> **Input data**
___

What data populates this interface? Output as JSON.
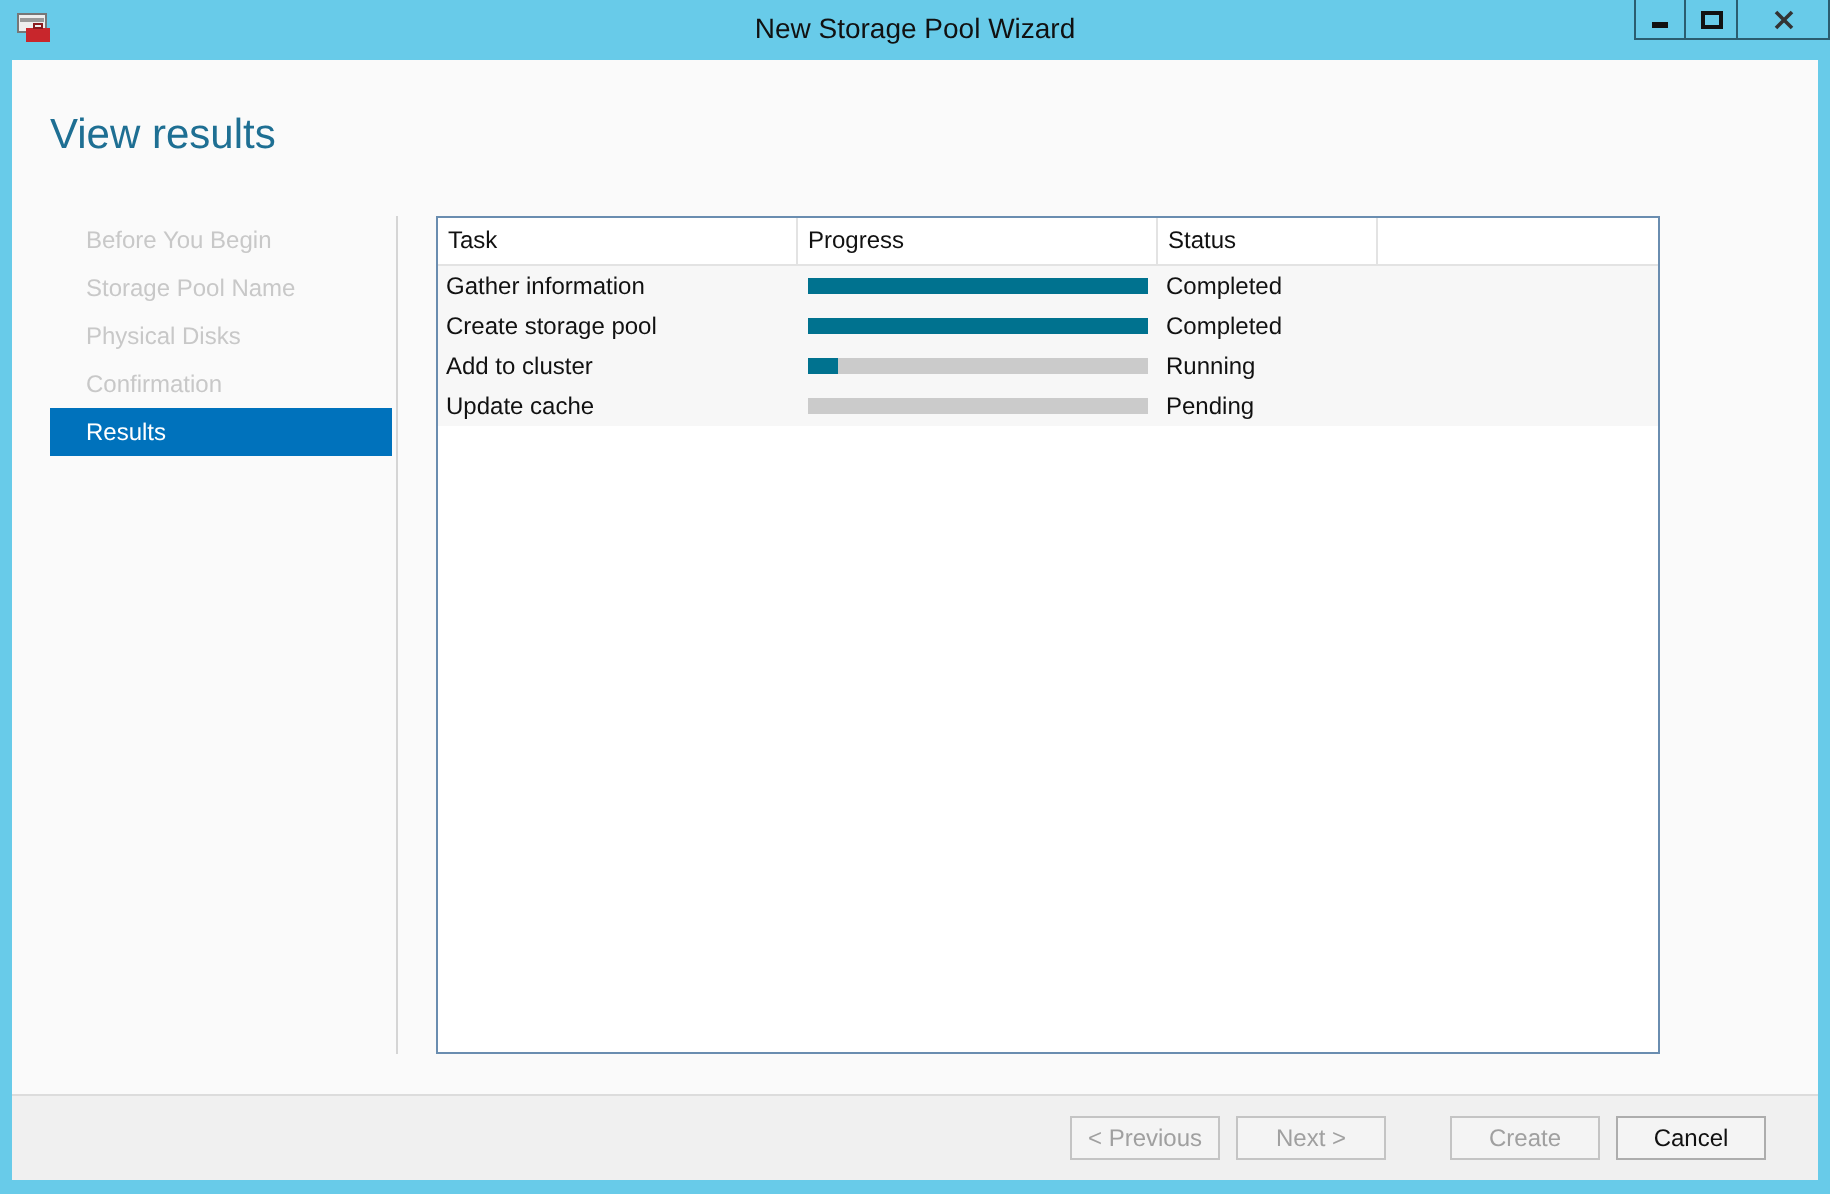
{
  "window": {
    "title": "New Storage Pool Wizard"
  },
  "heading": "View results",
  "steps": [
    {
      "label": "Before You Begin",
      "selected": false
    },
    {
      "label": "Storage Pool Name",
      "selected": false
    },
    {
      "label": "Physical Disks",
      "selected": false
    },
    {
      "label": "Confirmation",
      "selected": false
    },
    {
      "label": "Results",
      "selected": true
    }
  ],
  "table": {
    "columns": [
      "Task",
      "Progress",
      "Status"
    ],
    "rows": [
      {
        "task": "Gather information",
        "level": 1,
        "status": "Completed"
      },
      {
        "task": "Create storage pool",
        "level": 1,
        "status": "Completed"
      },
      {
        "task": "Add to cluster",
        "level": 0.09,
        "status": "Running"
      },
      {
        "task": "Update cache",
        "level": 0,
        "status": "Pending"
      }
    ]
  },
  "buttons": [
    {
      "label": "< Previous",
      "disabled": true
    },
    {
      "label": "Next >",
      "disabled": true
    },
    {
      "label": "Create",
      "disabled": true
    },
    {
      "label": "Cancel",
      "disabled": false
    }
  ]
}
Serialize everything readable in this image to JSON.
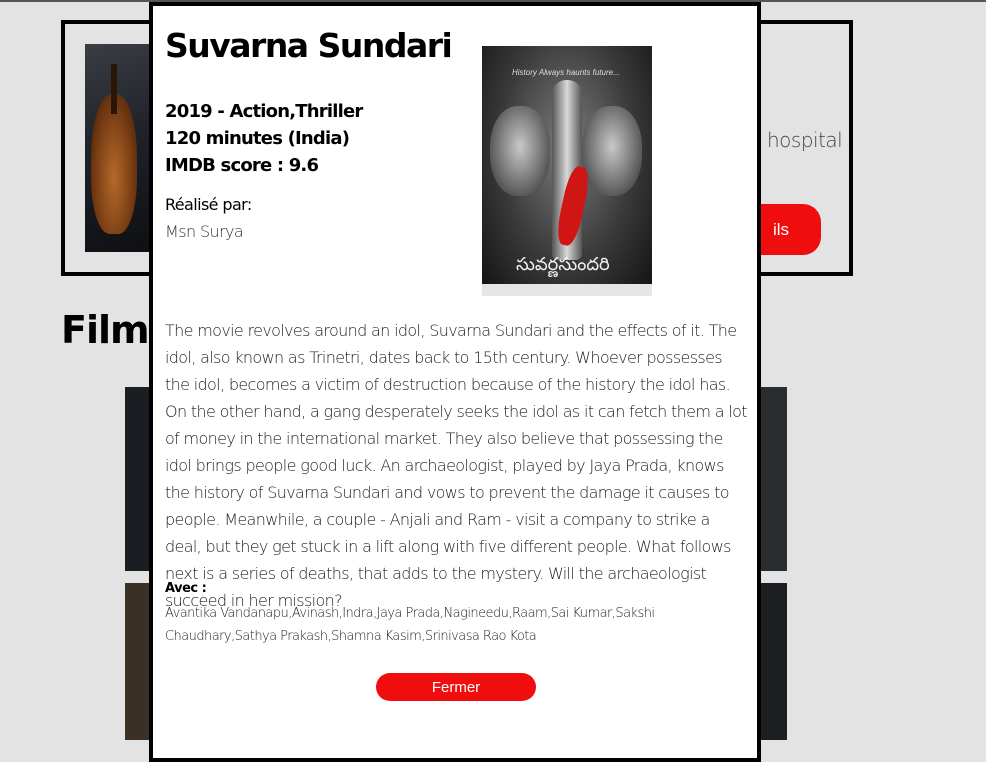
{
  "background": {
    "hero": {
      "text_fragment": "hospital",
      "button_fragment": "ils"
    },
    "section_title_fragment": "Films"
  },
  "modal": {
    "title": "Suvarna Sundari",
    "year_genre": "2019 - Action,Thriller",
    "duration": "120 minutes (India)",
    "imdb": "IMDB score : 9.6",
    "director_label": "Réalisé par:",
    "director": "Msn Surya",
    "poster_tagline": "History  Always  haunts  future...",
    "poster_telugu_title": "సువర్ణసుందరి",
    "plot": "The movie revolves around an idol, Suvarna Sundari and the effects of it. The idol, also known as Trinetri, dates back to 15th century. Whoever possesses the idol, becomes a victim of destruction because of the history the idol has. On the other hand, a gang desperately seeks the idol as it can fetch them a lot of money in the international market. They also believe that possessing the idol brings people good luck. An archaeologist, played by Jaya Prada, knows the history of Suvarna Sundari and vows to prevent the damage it causes to people. Meanwhile, a couple - Anjali and Ram - visit a company to strike a deal, but they get stuck in a lift along with five different people. What follows next is a series of deaths, that adds to the mystery. Will the archaeologist succeed in her mission?",
    "cast_label": "Avec :",
    "cast": "Avantika Vandanapu,Avinash,Indra,Jaya Prada,Nagineedu,Raam,Sai Kumar,Sakshi Chaudhary,Sathya Prakash,Shamna Kasim,Srinivasa Rao Kota",
    "close_label": "Fermer"
  },
  "colors": {
    "accent_red": "#f00d0d",
    "page_bg": "#e3e3e3"
  }
}
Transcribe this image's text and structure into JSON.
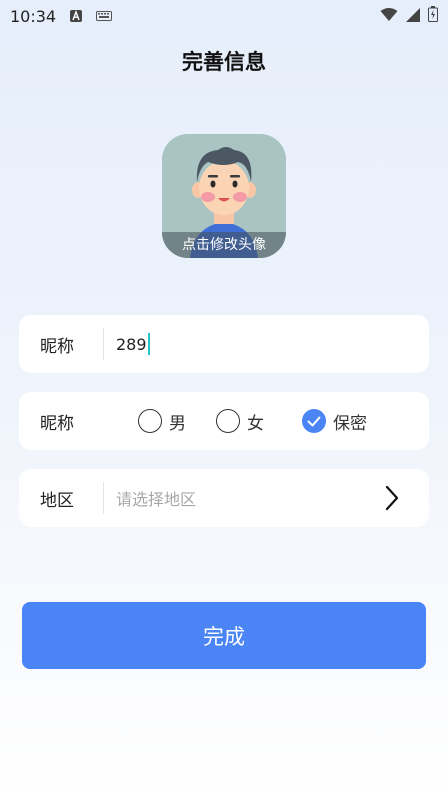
{
  "status_bar": {
    "time": "10:34"
  },
  "header": {
    "title": "完善信息"
  },
  "avatar": {
    "label": "点击修改头像"
  },
  "nickname": {
    "label": "昵称",
    "value": "289"
  },
  "gender": {
    "label": "昵称",
    "options": [
      {
        "label": "男",
        "checked": false
      },
      {
        "label": "女",
        "checked": false
      },
      {
        "label": "保密",
        "checked": true
      }
    ]
  },
  "region": {
    "label": "地区",
    "placeholder": "请选择地区"
  },
  "actions": {
    "submit_label": "完成"
  },
  "colors": {
    "primary": "#4a84f5",
    "caret": "#23c4c4"
  }
}
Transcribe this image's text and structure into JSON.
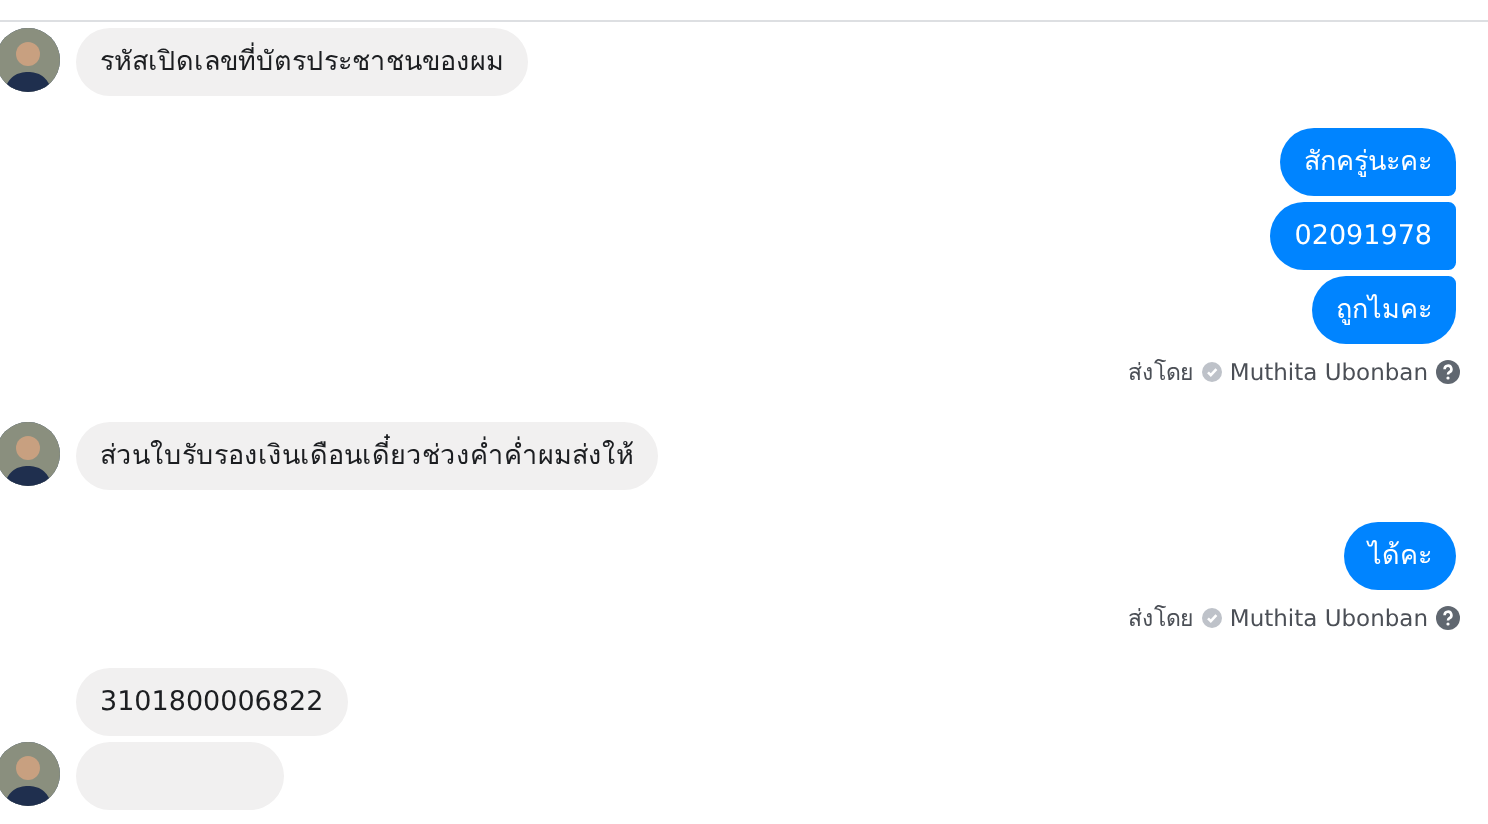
{
  "groups": [
    {
      "kind": "incoming",
      "messages": [
        {
          "text": "รหัสเปิดเลขที่บัตรประชาชนของผม",
          "avatar": true
        }
      ]
    },
    {
      "kind": "outgoing",
      "messages": [
        {
          "text": "สักครู่นะคะ"
        },
        {
          "text": "02091978"
        },
        {
          "text": "ถูกไมคะ"
        }
      ],
      "sent_by": {
        "prefix": "ส่งโดย",
        "name": "Muthita Ubonban"
      }
    },
    {
      "kind": "incoming",
      "messages": [
        {
          "text": "ส่วนใบรับรองเงินเดือนเดี๋ยวช่วงค่ำค่ำผมส่งให้",
          "avatar": true
        }
      ]
    },
    {
      "kind": "outgoing",
      "messages": [
        {
          "text": "ได้คะ"
        }
      ],
      "sent_by": {
        "prefix": "ส่งโดย",
        "name": "Muthita Ubonban"
      }
    },
    {
      "kind": "incoming",
      "messages": [
        {
          "text": "3101800006822",
          "avatar": false
        },
        {
          "avatar": true
        }
      ]
    }
  ]
}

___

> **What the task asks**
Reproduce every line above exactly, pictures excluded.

> **Solution**
What data populates this interface? Output as JSON.
{
  "window": {
    "title": "New Storage Pool Wizard"
  },
  "heading": "View results",
  "steps": [
    {
      "label": "Before You Begin",
      "selected": false
    },
    {
      "label": "Storage Pool Name",
      "selected": false
    },
    {
      "label": "Physical Disks",
      "selected": false
    },
    {
      "label": "Confirmation",
      "selected": false
    },
    {
      "label": "Results",
      "selected": true
    }
  ],
  "table": {
    "columns": [
      "Task",
      "Progress",
      "Status"
    ],
    "rows": [
      {
        "task": "Gather information",
        "level": 1,
        "status": "Completed"
      },
      {
        "task": "Create storage pool",
        "level": 1,
        "status": "Completed"
      },
      {
        "task": "Add to cluster",
        "level": 0.09,
        "status": "Running"
      },
      {
        "task": "Update cache",
        "level": 0,
        "status": "Pending"
      }
    ]
  },
  "buttons": [
    {
      "label": "< Previous",
      "disabled": true
    },
    {
      "label": "Next >",
      "disabled": true
    },
    {
      "label": "Create",
      "disabled": true
    },
    {
      "label": "Cancel",
      "disabled": false
    }
  ]
}
Serialize everything readable in this image to JSON.
{
  "background": {
    "hero": {
      "text_fragment": "hospital",
      "button_fragment": "ils"
    },
    "section_title_fragment": "Films"
  },
  "modal": {
    "title": "Suvarna Sundari",
    "year_genre": "2019 - Action,Thriller",
    "duration": "120 minutes (India)",
    "imdb": "IMDB score : 9.6",
    "director_label": "Réalisé par:",
    "director": "Msn Surya",
    "poster_tagline": "History  Always  haunts  future...",
    "poster_telugu_title": "సువర్ణసుందరి",
    "plot": "The movie revolves around an idol, Suvarna Sundari and the effects of it. The idol, also known as Trinetri, dates back to 15th century. Whoever possesses the idol, becomes a victim of destruction because of the history the idol has. On the other hand, a gang desperately seeks the idol as it can fetch them a lot of money in the international market. They also believe that possessing the idol brings people good luck. An archaeologist, played by Jaya Prada, knows the history of Suvarna Sundari and vows to prevent the damage it causes to people. Meanwhile, a couple - Anjali and Ram - visit a company to strike a deal, but they get stuck in a lift along with five different people. What follows next is a series of deaths, that adds to the mystery. Will the archaeologist succeed in her mission?",
    "cast_label": "Avec :",
    "cast": "Avantika Vandanapu,Avinash,Indra,Jaya Prada,Nagineedu,Raam,Sai Kumar,Sakshi Chaudhary,Sathya Prakash,Shamna Kasim,Srinivasa Rao Kota",
    "close_label": "Fermer"
  },
  "colors": {
    "accent_red": "#f00d0d",
    "page_bg": "#e3e3e3"
  }
}
Transcribe this image's text and structure into JSON.
{
  "status_bar": {
    "time": "10:34"
  },
  "header": {
    "title": "完善信息"
  },
  "avatar": {
    "label": "点击修改头像"
  },
  "nickname": {
    "label": "昵称",
    "value": "289"
  },
  "gender": {
    "label": "昵称",
    "options": [
      {
        "label": "男",
        "checked": false
      },
      {
        "label": "女",
        "checked": false
      },
      {
        "label": "保密",
        "checked": true
      }
    ]
  },
  "region": {
    "label": "地区",
    "placeholder": "请选择地区"
  },
  "actions": {
    "submit_label": "完成"
  },
  "colors": {
    "primary": "#4a84f5",
    "caret": "#23c4c4"
  }
}
Transcribe this image's text and structure into JSON.
{
  "groups": [
    {
      "kind": "incoming",
      "messages": [
        {
          "text": "รหัสเปิดเลขที่บัตรประชาชนของผม",
          "avatar": true
        }
      ]
    },
    {
      "kind": "outgoing",
      "messages": [
        {
          "text": "สักครู่นะคะ"
        },
        {
          "text": "02091978"
        },
        {
          "text": "ถูกไมคะ"
        }
      ],
      "sent_by": {
        "prefix": "ส่งโดย",
        "name": "Muthita Ubonban"
      }
    },
    {
      "kind": "incoming",
      "messages": [
        {
          "text": "ส่วนใบรับรองเงินเดือนเดี๋ยวช่วงค่ำค่ำผมส่งให้",
          "avatar": true
        }
      ]
    },
    {
      "kind": "outgoing",
      "messages": [
        {
          "text": "ได้คะ"
        }
      ],
      "sent_by": {
        "prefix": "ส่งโดย",
        "name": "Muthita Ubonban"
      }
    },
    {
      "kind": "incoming",
      "messages": [
        {
          "text": "3101800006822",
          "avatar": false
        },
        {
          "avatar": true
        }
      ]
    }
  ]
}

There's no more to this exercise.